Attention Based Temporal Convolutional Neural Network for Real-time 3D Human Pose Reconstruction

Date of Award


Degree Name

Ph.D. in Engineering


Department of Electrical and Computer Engineering


Advisor: Vijayan Asari


Computer vision and artificial intelligence aim to give computers a high-level understanding of images or videos. Through imitating the human brain that perceives and understands multimode information, a neural network can implicitly learn intricate structures of large-scale data. Deep learning allows computational models of multiple processing layers to learn and represent data with multiple levels. The main objective of this dissertation research is to develop robust deep learning architectures for human detection, pose estimation, and 3D pose reconstruction. 3D human pose estimation is a classic vision task enabling numerous applications from activity recognition to human-robot interaction and virtual/augmented reality. We present a deep convolutional neural network architecture that encapsulates a multi-scale feature fusion strategy for human detection in a complex background.

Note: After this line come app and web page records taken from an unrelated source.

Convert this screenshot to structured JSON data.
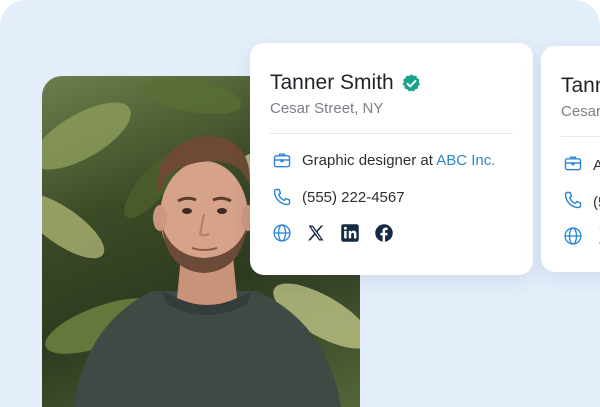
{
  "profile": {
    "name": "Tanner Smith",
    "address": "Cesar Street, NY",
    "job_prefix": "Graphic designer at",
    "company": "ABC Inc.",
    "phone": "(555) 222-4567",
    "verified": true
  },
  "peek_card": {
    "name_fragment": "Tann",
    "address_fragment": "Cesar",
    "job_fragment": "A",
    "phone_fragment": "(5"
  },
  "icons": {
    "job": "briefcase-icon",
    "phone": "phone-icon",
    "website": "globe-icon",
    "x": "x-icon",
    "linkedin": "linkedin-icon",
    "facebook": "facebook-icon",
    "verified": "verified-badge-icon"
  },
  "colors": {
    "background": "#e3eefa",
    "accent_blue": "#2c86d8",
    "verified_green": "#1aa58a",
    "social_dark": "#142a44"
  }
}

To detect the human pose on 2D images and to project it to 3D space for 3D pose reconstruction, we need to obtain human keypoints such as face landmark points and joints of hands and body. We present a deep convolutional neural network architecture for human keypoints detection and 2D pose estimation. Our approach for 3D pose prediction from 2D image measurements, is based on two key observations: (1) temporally incoherent and jittery estimates often yield from individual frame prediction; (2) error rate can be remarkably reduced with an enhanced 2D pose input. Therefore, we propose an attention-based temporal convolutional neural network (ATCN) that is capable of guiding the network to adaptively identify important frames. ATCN can also extract a more significant portion of the intermediate output from each processing layer to estimate the 3D pose. A multi-scaled dilated convolution (MDC) method is employed that can model long-range dependencies among frames to achieve large temporal receptive fields. MDC will help to handle partial occlusions, fast motion, and complex background conditions. The ATCN architecture is built in such a way that it can be easily adapted to a causal model enabling real-time performance. We tested the effectiveness of the human detector and 2D pose estimator on the MS COCO dataset and observed outstanding performance when compared to several state-of-the-art methods. We performed an extensive quantitative evaluation of ATCN with MDC on standard benchmarks datasets such as Human3.6M and HumanEva for 3D pose estimation performance, and we observed that our method outperforms all the state-of-the-art 3D pose estimation systems with significant improvement in accuracy. Future directions focus on 3D pose reconstruction of multiple persons in the monocular video by detection, re-identification, and tracking of human keypoints.


Computer Engineering

Rights Statement

Copyright © 2019, author